Ag White Paper delivers $3 million to combat pest animals and weeds in drought affected areas of NSW
The Australian Government continues to deliver on its commitment to help drought affected farmers, providing $3 million to the New South Wales Government for pest animal and weeds management, in line with its commitment under the Agricultural Competitiveness White Paper.
Minister for Agriculture and Water Resources, Barnaby Joyce, and New South Wales Minister for Primary Industries, Lands and Water, Niall Blair, said the Australian and New South Wales governments would team up to tackle wild dogs, feral animals and pest weeds in drought affected parts of the state.
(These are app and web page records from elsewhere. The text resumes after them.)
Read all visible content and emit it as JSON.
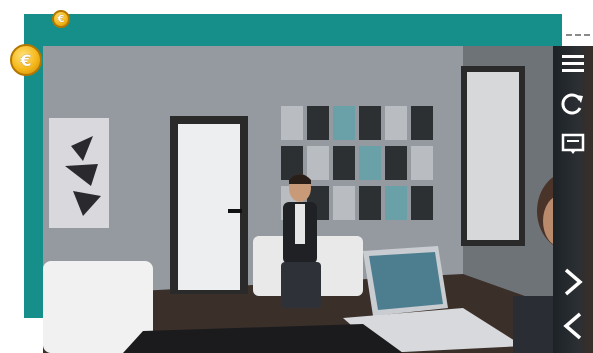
{
  "app": {
    "coin_symbol": "€",
    "accent_color": "#168f8a",
    "coin_color": "#f5b81b"
  },
  "toolbar": {
    "items": [
      {
        "name": "menu",
        "icon": "hamburger-menu-icon"
      },
      {
        "name": "restart",
        "icon": "refresh-icon"
      },
      {
        "name": "subtitles",
        "icon": "subtitles-icon"
      },
      {
        "name": "next",
        "icon": "chevron-right-icon"
      },
      {
        "name": "previous",
        "icon": "chevron-left-icon"
      }
    ]
  },
  "scene": {
    "description_icon": "3d-office-scene"
  }
}
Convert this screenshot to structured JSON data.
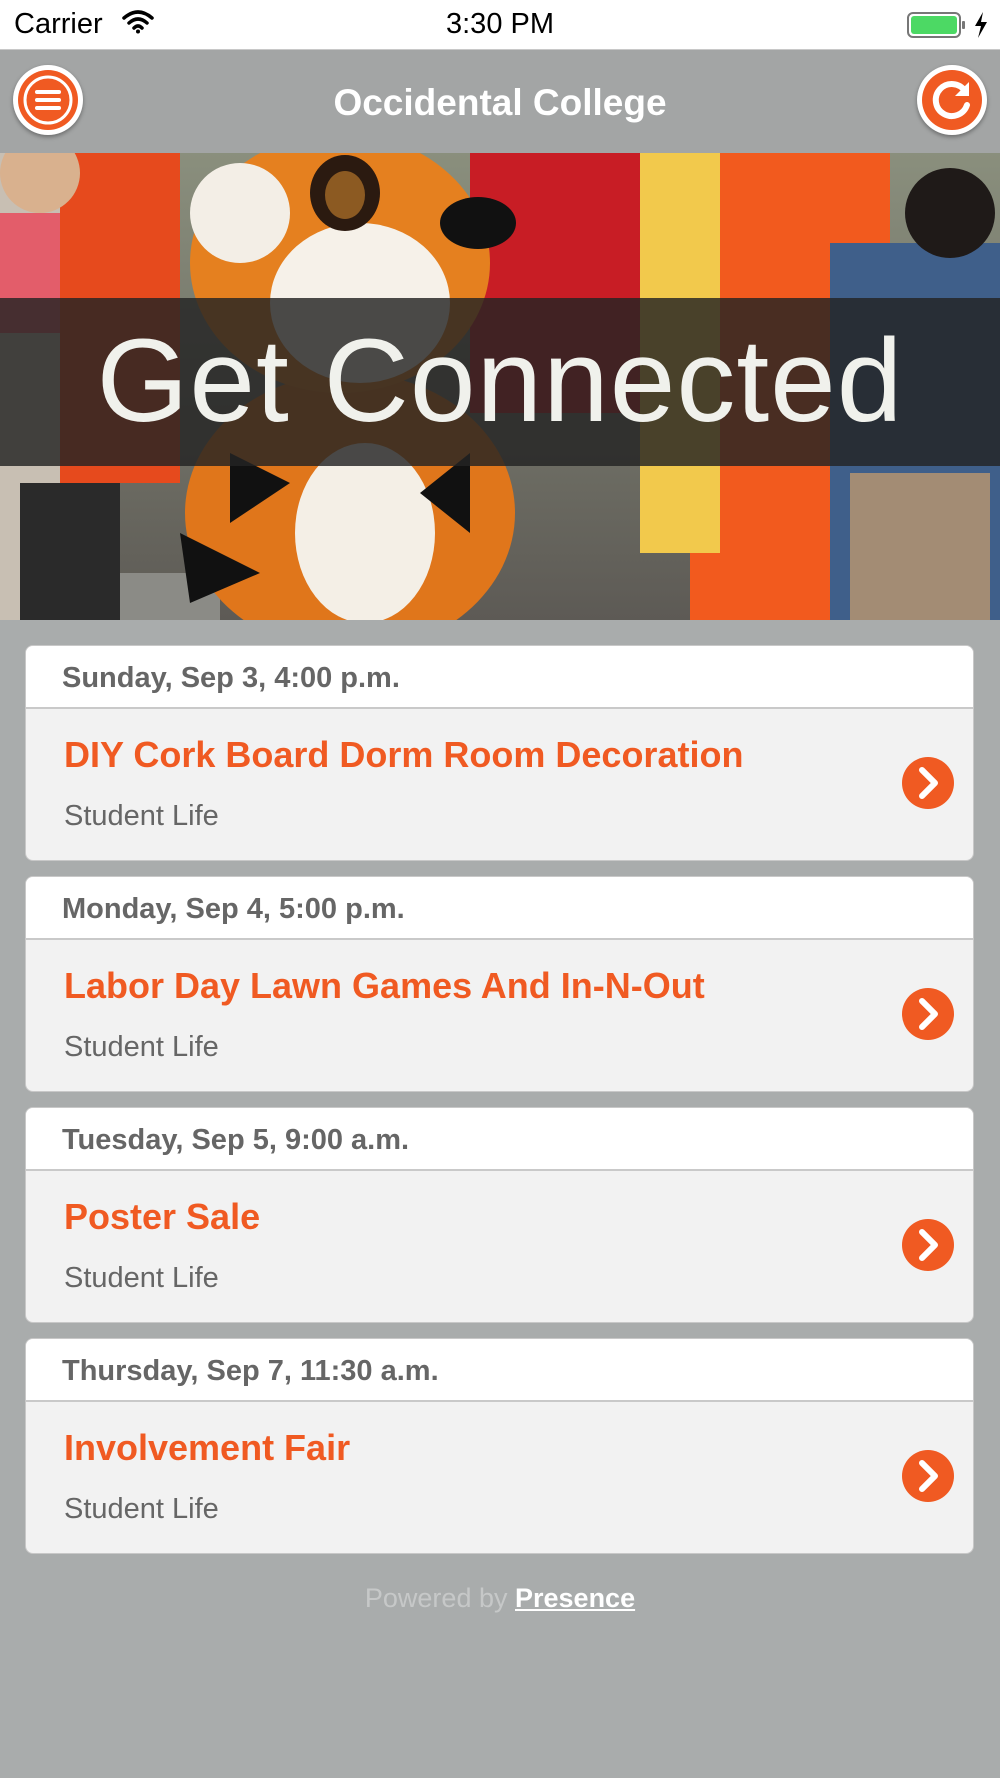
{
  "status_bar": {
    "carrier": "Carrier",
    "time": "3:30 PM"
  },
  "nav": {
    "title": "Occidental College",
    "menu_icon": "hamburger-menu-icon",
    "refresh_icon": "refresh-icon"
  },
  "hero": {
    "text": "Get Connected"
  },
  "events": [
    {
      "date": "Sunday, Sep 3, 4:00 p.m.",
      "title": "DIY Cork Board Dorm Room Decoration",
      "category": "Student Life"
    },
    {
      "date": "Monday, Sep 4, 5:00 p.m.",
      "title": "Labor Day Lawn Games And In-N-Out",
      "category": "Student Life"
    },
    {
      "date": "Tuesday, Sep 5, 9:00 a.m.",
      "title": "Poster Sale",
      "category": "Student Life"
    },
    {
      "date": "Thursday, Sep 7, 11:30 a.m.",
      "title": "Involvement Fair",
      "category": "Student Life"
    }
  ],
  "footer": {
    "powered_prefix": "Powered by",
    "powered_link": "Presence"
  },
  "colors": {
    "accent": "#f05a22",
    "nav_bg": "#a3a5a5",
    "page_bg": "#a9acac"
  }
}
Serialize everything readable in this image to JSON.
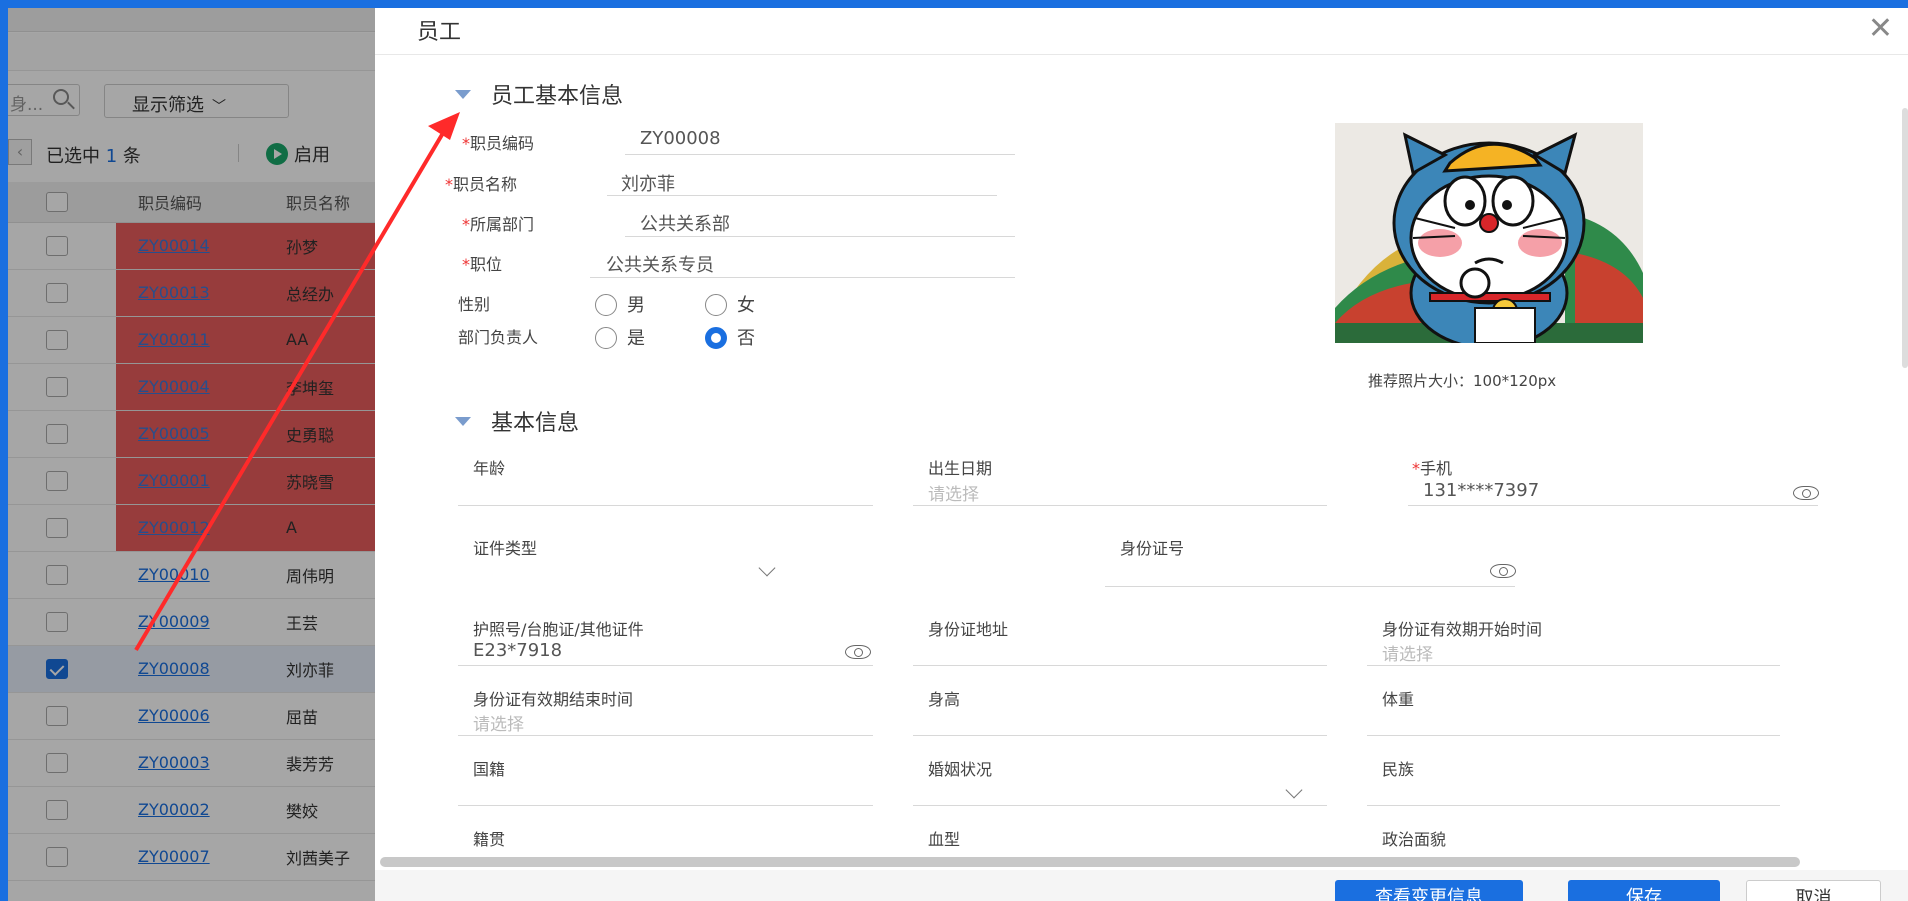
{
  "list_page": {
    "search_placeholder": "身...",
    "filter_button": "显示筛选",
    "selection": {
      "prefix": "已选中",
      "count": "1",
      "suffix": "条"
    },
    "enable_button": "启用",
    "columns": [
      "职员编码",
      "职员名称"
    ],
    "rows": [
      {
        "code": "ZY00014",
        "name": "孙梦",
        "highlight": true,
        "checked": false
      },
      {
        "code": "ZY00013",
        "name": "总经办",
        "highlight": true,
        "checked": false
      },
      {
        "code": "ZY00011",
        "name": "AA",
        "highlight": true,
        "checked": false
      },
      {
        "code": "ZY00004",
        "name": "李坤玺",
        "highlight": true,
        "checked": false
      },
      {
        "code": "ZY00005",
        "name": "史勇聪",
        "highlight": true,
        "checked": false
      },
      {
        "code": "ZY00001",
        "name": "苏晓雪",
        "highlight": true,
        "checked": false
      },
      {
        "code": "ZY00012",
        "name": "A",
        "highlight": true,
        "checked": false
      },
      {
        "code": "ZY00010",
        "name": "周伟明",
        "highlight": false,
        "checked": false
      },
      {
        "code": "ZY00009",
        "name": "王芸",
        "highlight": false,
        "checked": false
      },
      {
        "code": "ZY00008",
        "name": "刘亦菲",
        "highlight": false,
        "checked": true
      },
      {
        "code": "ZY00006",
        "name": "屈苗",
        "highlight": false,
        "checked": false
      },
      {
        "code": "ZY00003",
        "name": "裴芳芳",
        "highlight": false,
        "checked": false
      },
      {
        "code": "ZY00002",
        "name": "樊姣",
        "highlight": false,
        "checked": false
      },
      {
        "code": "ZY00007",
        "name": "刘茜美子",
        "highlight": false,
        "checked": false
      }
    ]
  },
  "dialog": {
    "title": "员工",
    "close_glyph": "✕",
    "section_basic_employee": "员工基本信息",
    "employee_code_label": "职员编码",
    "employee_code_value": "ZY00008",
    "employee_name_label": "职员名称",
    "employee_name_value": "刘亦菲",
    "department_label": "所属部门",
    "department_value": "公共关系部",
    "position_label": "职位",
    "position_value": "公共关系专员",
    "gender_label": "性别",
    "gender_options": [
      "男",
      "女"
    ],
    "dept_head_label": "部门负责人",
    "dept_head_options": [
      "是",
      "否"
    ],
    "dept_head_selected": "否",
    "required_mark": "*",
    "photo_hint": "推荐照片大小：100*120px",
    "section_basic_info": "基本信息",
    "age_label": "年龄",
    "birth_label": "出生日期",
    "birth_placeholder": "请选择",
    "mobile_label": "手机",
    "mobile_value": "131****7397",
    "id_type_label": "证件类型",
    "id_number_label": "身份证号",
    "passport_label": "护照号/台胞证/其他证件",
    "passport_value": "E23*7918",
    "id_address_label": "身份证地址",
    "id_start_label": "身份证有效期开始时间",
    "id_start_placeholder": "请选择",
    "id_end_label": "身份证有效期结束时间",
    "id_end_placeholder": "请选择",
    "height_label": "身高",
    "weight_label": "体重",
    "nationality_label": "国籍",
    "marital_label": "婚姻状况",
    "ethnicity_label": "民族",
    "native_place_label": "籍贯",
    "blood_type_label": "血型",
    "political_label": "政治面貌",
    "buttons": {
      "view_changes": "查看变更信息",
      "save": "保存",
      "cancel": "取消"
    }
  },
  "colors": {
    "accent": "#1a6fe0",
    "highlight_row": "#e85c5c",
    "arrow": "#ff2a2a"
  }
}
Minister Joyce said NSW farmers experience wild dog attacks and feral pigs, rabbits, goats, deer and invasive weeds and is pleased that this funding will allow the NSW Government to invest in strengthened fencing and tools that provide improved on-farm pest and weed control.
“Wild dogs are estimated to cost our agriculture sector up to $66 million per year in livestock losses, disease transmission and controls—and that doesn’t even account for the distress and frustration wild dog attacks can cause,” Minister Joyce said today.
“The impacts of pest animals are felt even more keenly during drought, putting additional pressure on farm productivity and profitability at a time when farm operations are already under strain.
“This is why, through the Ag White Paper, we are committed to delivering real, practical support to communities doing it tough because of drought.”
Minister Blair said the funding will build capacity in terms of infrastructure and skills to provide immediate and ongoing benefits to pest animal management in NSW.
“Dry conditions often provide a great opportunity to reduce the impacts of pest animal congregations and it is important to prevent the recovery of pest animal populations as areas come out of drought,” Mr Blair said.
“The NSW Government will work closely with the Australian Government to determine priorities for pest animal research and management under the Ag White Paper.”
Local Land Services will soon call for expressions of interest from interested parties to apply for funding to deliver projects under the pest weed and animal control program.
“Projects will be coordinated through Local Land Services in drought affected areas and areas recovering from drought,” Mr Blair said.
“Local Land Services will be working with affected farmers who can use their local knowledge and skills to the greatest effect.”
Minister Joyce said: “We understand that many producers across New South Wales continue to feel the impacts of drought, and we are committed to ensuring they have access to real, practical support when they need it most.
“We are already delivering on our commitment under the Ag White Paper to invest $2.97 billion to support farmers and rural communities to strengthen drought preparedness and risk management, and another $100 million in total to pest and weed management and eradication.”
“This includes drought concessional loans—which are now available in New South Wales—as well as additional community mental health and family support; more funding for Rural Financial Counselling Service providers in drought affected areas; and projects to help farmers manage risk by providing more localised, accurate climate forecasts, and to help them evaluate options for insurance and risk management.”
For more information on the Agricultural Competitiveness White Paper, visit agwhitepaper.agriculture.gov.au.
The Australian Government has a range of support measures available for farmers and rural communities experiencing drought and other hardship, including concessional loans, income support through the Farm Household Allowance, and free financial counselling through the Rural Financial Counselling Service. For more information, visit agriculture.gov.au/assistance.